Since OCaml 4.08, chaining many result-returning operations (i.e., working in the result monad) can be done quite easily using the let-operator syntax (just define let (let*) = Result.bind) which makes me now prefer the result-returning style rather than the exception-throwing one, as it is more explicit and less error prone.
Interesting, I wonder if it suggests a shift towards away from imperative? I’m thinking lately about an API wrapper similar to one I’ve already done for OCaml, where I handled C++ return status by raising an OCaml exception, and it occurred to me that maybe it should be a Result type … and then I remembered, half the time there’s no useful return value, and it seems kind of silly for a function to return (unit, 'b) result. Which wouldn’t be an issue in a more FP system.
That is, assuming there has been any real shift in what people frown on, or that it even makes sense to look at such issues in terms of whether someone frowns on it.
The issue of “to monad or not to monad” has been discussed previously, and I sure don’t want to dredge it up: bytes on the disks of this forum’s servers are too valuable for that (grin). But I think it would be a bit of a stretch to say that the style of code with exceptions is somehow passe’. One of the shining strengths of OCaml is that it supports multiple paradigms well. So if you want to program as if you’re in C++, only with a better GC and stronger typing, you can do that. If you want to program as if you’re in an applicative Haskell, you can do that, too. And you can do something in-between, too. These aren’t weaknesses: they’re strengths of OCaml.
I rarely use monads. But I -do- use them, and not merely to use @dbuenzli’s fantastic libraries; I actually have used them b/c I wanted the particular capabilities of monads (viz. to run a type-checker across all the values in a list, and only afterwards accumulate all the errors to print them out, rather than stopping after the first error).

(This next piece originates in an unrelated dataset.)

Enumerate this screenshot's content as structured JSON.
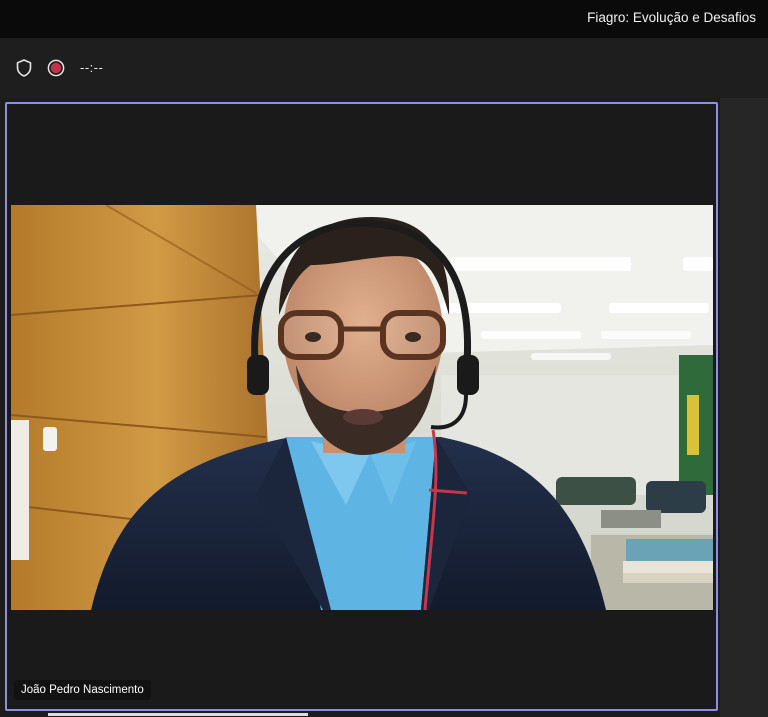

Likewise, the monad-enabled libraries I’ve seen (like fmt and rresult) have nice support for dealing with exceptions, and I’ve used those profitably.
Obviously I’m new here - In OCaml, “monads” mean when you use Option or Result? I mean, I can see the connection, but … I’ve been seeing the word here and wondering, as I’m used to seeing it used for a more elaborate, general notion of a system of computations “within” a type, across a variety of types and computations.